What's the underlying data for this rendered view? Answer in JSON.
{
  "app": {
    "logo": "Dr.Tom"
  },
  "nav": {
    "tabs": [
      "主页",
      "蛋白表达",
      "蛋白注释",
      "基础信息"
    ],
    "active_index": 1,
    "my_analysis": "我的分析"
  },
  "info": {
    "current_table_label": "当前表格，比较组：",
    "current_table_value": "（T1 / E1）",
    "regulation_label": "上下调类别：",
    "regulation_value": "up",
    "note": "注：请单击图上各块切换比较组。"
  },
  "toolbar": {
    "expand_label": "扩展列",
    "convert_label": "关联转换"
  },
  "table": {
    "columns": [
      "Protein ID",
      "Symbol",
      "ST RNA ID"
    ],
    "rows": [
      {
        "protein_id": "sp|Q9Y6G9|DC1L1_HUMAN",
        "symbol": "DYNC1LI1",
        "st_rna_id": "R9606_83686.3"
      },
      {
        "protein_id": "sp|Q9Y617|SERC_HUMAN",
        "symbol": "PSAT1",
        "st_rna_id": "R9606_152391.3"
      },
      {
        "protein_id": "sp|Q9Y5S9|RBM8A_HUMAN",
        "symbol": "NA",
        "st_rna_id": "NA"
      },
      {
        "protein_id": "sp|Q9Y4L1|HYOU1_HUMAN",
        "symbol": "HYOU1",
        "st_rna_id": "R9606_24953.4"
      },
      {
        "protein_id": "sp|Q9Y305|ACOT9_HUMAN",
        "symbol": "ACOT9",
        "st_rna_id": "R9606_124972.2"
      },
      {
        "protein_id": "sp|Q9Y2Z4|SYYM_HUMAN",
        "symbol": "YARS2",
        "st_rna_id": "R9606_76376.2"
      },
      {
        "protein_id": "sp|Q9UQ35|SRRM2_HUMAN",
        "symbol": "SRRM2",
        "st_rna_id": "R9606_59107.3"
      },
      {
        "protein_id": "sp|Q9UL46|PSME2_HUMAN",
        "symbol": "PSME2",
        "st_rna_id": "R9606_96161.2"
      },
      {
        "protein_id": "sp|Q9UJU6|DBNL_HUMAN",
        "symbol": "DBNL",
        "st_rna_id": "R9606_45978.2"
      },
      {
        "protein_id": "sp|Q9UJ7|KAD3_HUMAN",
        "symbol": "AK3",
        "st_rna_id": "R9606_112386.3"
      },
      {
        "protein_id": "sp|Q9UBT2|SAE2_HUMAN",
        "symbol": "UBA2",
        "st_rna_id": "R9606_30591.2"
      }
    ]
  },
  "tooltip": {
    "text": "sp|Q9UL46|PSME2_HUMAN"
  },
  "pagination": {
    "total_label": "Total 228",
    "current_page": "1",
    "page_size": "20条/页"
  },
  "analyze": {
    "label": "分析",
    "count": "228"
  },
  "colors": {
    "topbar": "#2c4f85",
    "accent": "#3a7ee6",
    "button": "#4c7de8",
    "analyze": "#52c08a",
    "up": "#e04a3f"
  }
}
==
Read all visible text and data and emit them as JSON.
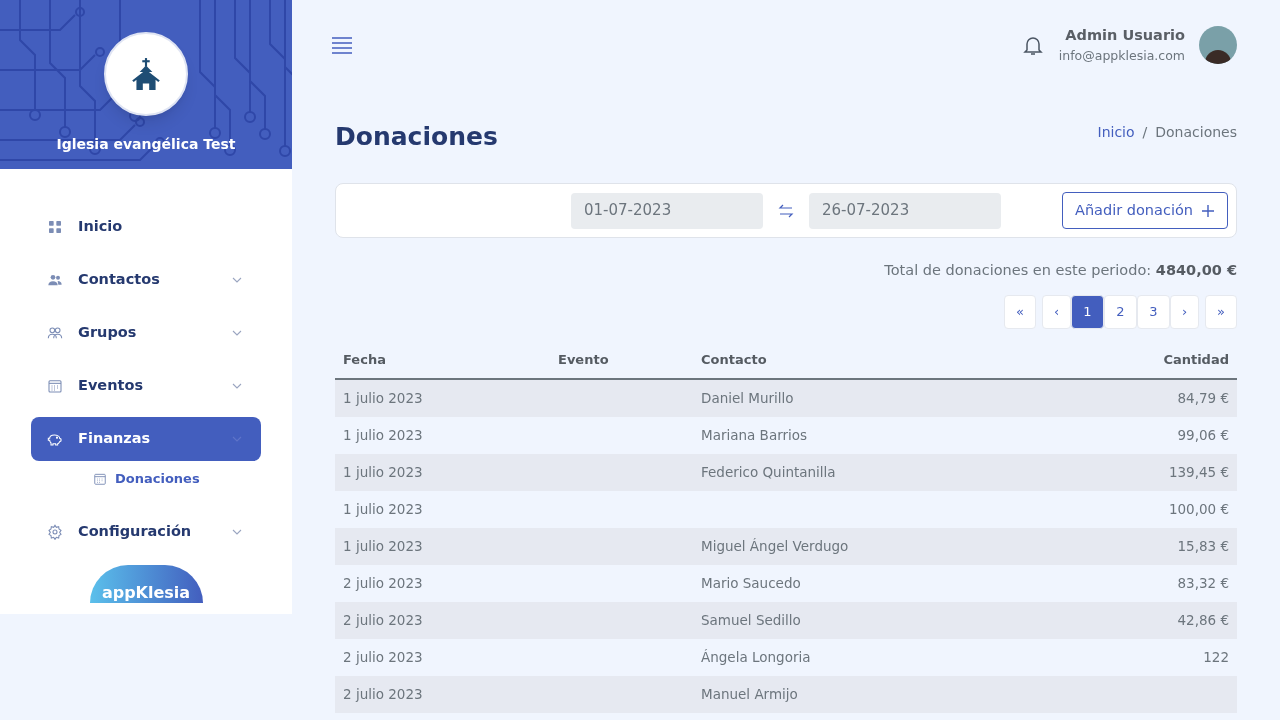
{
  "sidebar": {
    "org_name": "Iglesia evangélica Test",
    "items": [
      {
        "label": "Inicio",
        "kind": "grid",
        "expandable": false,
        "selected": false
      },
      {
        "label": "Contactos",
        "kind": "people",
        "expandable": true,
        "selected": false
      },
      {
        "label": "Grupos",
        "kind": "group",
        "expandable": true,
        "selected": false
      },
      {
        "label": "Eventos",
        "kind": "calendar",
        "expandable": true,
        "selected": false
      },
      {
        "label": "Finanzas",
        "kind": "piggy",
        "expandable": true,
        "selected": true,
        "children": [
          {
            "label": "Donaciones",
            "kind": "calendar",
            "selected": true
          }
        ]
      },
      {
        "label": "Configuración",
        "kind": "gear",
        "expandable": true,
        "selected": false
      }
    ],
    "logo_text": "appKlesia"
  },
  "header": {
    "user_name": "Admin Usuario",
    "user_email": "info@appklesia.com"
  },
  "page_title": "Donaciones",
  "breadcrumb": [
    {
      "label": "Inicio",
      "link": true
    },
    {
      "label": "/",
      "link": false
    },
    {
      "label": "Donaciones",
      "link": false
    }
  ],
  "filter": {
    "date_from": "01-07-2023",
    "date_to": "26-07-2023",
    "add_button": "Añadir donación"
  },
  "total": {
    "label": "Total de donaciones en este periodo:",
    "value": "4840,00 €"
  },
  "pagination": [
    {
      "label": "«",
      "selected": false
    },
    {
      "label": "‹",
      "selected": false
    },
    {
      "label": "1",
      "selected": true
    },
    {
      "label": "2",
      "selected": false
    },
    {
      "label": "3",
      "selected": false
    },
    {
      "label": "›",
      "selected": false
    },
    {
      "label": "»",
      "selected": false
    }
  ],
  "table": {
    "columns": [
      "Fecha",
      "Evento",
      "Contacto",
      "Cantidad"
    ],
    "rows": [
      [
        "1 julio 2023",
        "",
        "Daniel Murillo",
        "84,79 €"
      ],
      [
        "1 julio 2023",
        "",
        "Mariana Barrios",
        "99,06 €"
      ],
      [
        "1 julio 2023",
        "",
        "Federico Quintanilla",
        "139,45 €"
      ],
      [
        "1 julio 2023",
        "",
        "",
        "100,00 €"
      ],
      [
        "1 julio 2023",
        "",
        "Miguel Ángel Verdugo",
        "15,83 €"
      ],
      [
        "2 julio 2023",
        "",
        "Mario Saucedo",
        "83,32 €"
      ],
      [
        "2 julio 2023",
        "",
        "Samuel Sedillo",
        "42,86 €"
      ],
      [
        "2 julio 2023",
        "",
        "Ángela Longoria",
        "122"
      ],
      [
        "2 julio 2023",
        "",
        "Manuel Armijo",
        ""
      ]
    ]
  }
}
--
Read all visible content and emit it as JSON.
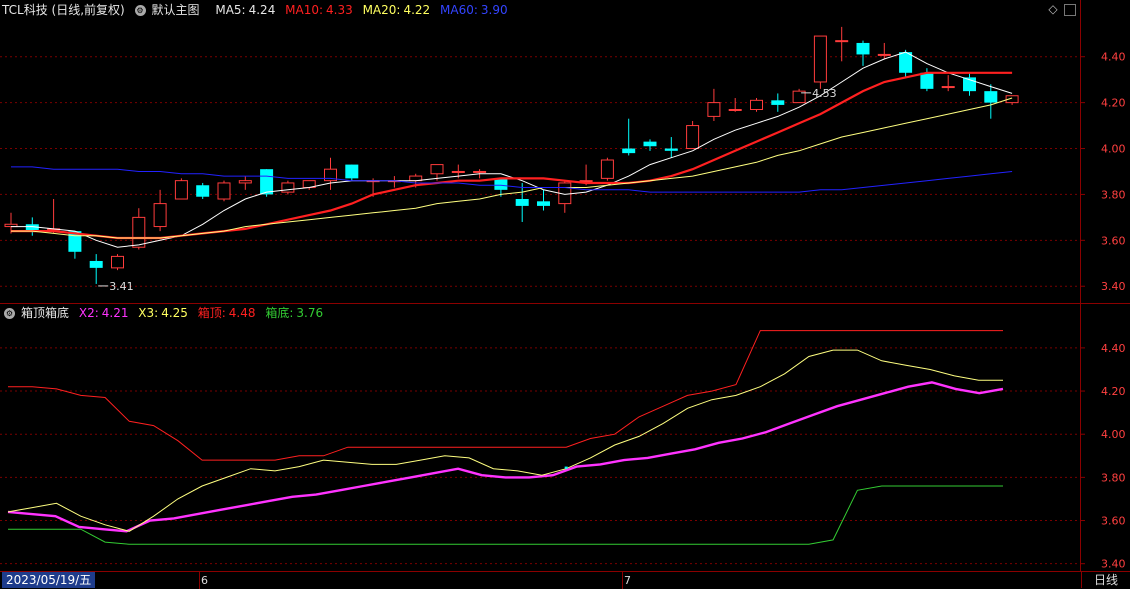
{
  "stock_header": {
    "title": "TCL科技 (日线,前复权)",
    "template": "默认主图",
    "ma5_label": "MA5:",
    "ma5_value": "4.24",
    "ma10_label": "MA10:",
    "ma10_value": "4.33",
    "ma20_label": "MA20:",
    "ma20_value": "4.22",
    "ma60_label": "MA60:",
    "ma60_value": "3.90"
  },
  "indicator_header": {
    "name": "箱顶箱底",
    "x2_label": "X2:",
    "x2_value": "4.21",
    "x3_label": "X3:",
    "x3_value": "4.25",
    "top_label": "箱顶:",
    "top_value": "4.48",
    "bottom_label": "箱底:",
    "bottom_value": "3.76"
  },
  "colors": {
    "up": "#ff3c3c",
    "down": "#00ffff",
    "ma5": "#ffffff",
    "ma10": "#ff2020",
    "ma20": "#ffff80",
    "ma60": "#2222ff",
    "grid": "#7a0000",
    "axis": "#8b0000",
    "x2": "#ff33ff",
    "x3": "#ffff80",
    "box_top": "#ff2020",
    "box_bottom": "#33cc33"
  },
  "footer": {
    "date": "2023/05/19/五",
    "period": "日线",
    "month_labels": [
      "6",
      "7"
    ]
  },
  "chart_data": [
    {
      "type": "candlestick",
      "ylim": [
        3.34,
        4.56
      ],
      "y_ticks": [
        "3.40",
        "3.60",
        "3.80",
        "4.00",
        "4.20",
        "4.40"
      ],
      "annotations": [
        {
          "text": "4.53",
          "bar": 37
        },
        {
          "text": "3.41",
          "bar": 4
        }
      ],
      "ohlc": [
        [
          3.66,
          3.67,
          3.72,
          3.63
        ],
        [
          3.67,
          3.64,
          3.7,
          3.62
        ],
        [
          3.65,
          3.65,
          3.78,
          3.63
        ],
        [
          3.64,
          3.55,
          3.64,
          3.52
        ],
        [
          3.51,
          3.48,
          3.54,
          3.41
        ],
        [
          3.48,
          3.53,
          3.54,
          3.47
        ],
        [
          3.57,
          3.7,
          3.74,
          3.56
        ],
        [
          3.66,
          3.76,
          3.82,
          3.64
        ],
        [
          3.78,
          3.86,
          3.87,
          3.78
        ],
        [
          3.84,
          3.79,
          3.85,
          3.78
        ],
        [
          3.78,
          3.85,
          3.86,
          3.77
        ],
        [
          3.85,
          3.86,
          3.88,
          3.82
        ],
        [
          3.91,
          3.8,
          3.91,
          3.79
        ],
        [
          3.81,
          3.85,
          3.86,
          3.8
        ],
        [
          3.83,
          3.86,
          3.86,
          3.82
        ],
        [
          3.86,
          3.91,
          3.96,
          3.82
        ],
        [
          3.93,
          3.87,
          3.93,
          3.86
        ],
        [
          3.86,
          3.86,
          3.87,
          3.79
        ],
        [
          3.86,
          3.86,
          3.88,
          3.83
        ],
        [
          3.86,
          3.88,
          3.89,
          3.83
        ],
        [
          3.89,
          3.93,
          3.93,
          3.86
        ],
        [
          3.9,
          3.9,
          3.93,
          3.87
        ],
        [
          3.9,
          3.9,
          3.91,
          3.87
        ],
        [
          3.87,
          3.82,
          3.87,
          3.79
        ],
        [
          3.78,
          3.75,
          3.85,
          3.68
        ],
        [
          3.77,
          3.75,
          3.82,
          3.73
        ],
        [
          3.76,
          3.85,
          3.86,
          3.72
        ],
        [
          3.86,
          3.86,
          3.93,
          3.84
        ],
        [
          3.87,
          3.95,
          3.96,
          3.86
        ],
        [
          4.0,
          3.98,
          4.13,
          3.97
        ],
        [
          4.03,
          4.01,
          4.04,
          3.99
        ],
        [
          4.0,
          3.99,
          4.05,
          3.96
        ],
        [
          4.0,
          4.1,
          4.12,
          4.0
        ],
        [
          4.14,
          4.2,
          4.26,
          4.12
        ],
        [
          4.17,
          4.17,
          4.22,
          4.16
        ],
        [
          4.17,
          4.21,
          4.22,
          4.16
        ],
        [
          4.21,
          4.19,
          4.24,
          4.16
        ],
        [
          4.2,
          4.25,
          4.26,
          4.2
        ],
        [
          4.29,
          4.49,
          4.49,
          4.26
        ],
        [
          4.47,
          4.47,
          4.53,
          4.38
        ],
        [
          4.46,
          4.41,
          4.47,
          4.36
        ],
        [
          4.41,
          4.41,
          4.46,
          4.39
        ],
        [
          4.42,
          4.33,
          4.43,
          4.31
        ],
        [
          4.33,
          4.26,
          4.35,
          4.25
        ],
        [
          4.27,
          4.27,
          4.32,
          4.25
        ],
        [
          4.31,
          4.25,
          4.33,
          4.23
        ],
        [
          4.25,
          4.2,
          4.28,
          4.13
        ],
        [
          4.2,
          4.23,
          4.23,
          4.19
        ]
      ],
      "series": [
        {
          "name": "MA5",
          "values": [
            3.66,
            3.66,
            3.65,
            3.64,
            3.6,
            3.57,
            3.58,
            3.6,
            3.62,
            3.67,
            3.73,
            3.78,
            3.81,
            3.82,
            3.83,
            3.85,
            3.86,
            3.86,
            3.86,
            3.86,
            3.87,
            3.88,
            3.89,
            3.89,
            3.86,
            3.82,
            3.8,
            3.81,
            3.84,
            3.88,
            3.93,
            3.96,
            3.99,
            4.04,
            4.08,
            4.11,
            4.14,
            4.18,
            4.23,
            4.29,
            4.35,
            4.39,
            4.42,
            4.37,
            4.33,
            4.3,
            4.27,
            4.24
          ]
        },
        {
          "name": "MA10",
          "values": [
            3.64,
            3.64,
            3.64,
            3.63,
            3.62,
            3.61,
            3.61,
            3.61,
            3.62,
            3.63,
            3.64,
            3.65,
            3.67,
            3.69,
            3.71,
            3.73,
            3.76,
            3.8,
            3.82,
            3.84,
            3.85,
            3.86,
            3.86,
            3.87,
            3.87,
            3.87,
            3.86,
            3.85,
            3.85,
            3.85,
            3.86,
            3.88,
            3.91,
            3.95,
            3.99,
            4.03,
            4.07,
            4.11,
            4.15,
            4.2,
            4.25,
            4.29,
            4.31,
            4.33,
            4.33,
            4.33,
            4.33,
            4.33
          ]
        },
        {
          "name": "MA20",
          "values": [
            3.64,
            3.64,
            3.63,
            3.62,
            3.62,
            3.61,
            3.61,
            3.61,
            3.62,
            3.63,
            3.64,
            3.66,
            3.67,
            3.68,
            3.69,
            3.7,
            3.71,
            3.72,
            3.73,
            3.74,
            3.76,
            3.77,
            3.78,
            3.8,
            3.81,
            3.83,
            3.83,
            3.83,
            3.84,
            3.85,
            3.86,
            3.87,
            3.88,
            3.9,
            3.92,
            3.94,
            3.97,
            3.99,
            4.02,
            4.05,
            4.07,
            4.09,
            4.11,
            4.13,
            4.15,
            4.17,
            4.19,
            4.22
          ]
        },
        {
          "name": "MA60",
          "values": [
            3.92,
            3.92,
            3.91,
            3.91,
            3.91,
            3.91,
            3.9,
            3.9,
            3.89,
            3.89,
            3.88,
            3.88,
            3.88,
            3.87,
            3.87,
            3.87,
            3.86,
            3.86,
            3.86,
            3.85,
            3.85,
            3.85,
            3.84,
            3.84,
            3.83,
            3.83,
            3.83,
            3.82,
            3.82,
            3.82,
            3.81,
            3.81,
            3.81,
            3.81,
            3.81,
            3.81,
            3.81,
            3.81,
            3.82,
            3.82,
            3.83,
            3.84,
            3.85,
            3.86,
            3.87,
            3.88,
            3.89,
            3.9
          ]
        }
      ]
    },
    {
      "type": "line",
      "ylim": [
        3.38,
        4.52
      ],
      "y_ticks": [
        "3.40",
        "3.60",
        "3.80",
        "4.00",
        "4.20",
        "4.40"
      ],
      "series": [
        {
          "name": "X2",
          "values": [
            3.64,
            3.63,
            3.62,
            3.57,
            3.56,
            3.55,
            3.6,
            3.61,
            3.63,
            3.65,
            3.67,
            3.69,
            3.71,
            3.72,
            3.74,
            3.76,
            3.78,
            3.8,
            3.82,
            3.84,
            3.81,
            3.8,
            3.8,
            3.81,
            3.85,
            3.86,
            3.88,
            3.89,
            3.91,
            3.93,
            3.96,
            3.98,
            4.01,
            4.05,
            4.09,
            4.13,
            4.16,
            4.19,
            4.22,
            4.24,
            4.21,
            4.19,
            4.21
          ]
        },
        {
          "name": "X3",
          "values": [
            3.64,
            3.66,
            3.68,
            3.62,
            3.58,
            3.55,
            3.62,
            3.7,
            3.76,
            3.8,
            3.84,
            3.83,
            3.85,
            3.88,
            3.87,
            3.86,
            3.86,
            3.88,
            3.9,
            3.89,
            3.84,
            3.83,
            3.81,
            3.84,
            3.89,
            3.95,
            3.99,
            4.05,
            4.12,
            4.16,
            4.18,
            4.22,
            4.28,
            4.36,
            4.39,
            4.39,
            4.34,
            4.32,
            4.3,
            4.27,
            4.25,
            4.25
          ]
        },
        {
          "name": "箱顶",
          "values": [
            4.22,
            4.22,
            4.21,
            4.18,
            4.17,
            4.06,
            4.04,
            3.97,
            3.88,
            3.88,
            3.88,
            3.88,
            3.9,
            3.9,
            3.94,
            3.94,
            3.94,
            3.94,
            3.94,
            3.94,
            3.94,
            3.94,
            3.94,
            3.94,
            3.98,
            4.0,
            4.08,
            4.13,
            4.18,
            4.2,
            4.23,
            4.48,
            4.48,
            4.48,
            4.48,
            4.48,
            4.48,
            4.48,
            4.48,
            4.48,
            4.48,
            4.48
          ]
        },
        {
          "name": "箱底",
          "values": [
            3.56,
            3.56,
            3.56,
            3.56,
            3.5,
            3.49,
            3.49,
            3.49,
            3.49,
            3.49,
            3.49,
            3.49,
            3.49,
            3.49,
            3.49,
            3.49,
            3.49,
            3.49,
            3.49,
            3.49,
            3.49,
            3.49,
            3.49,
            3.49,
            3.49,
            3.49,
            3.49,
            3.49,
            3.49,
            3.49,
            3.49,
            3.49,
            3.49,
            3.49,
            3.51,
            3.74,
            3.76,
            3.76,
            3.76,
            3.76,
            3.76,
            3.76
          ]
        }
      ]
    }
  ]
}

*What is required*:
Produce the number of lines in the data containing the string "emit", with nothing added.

*Output below*:
2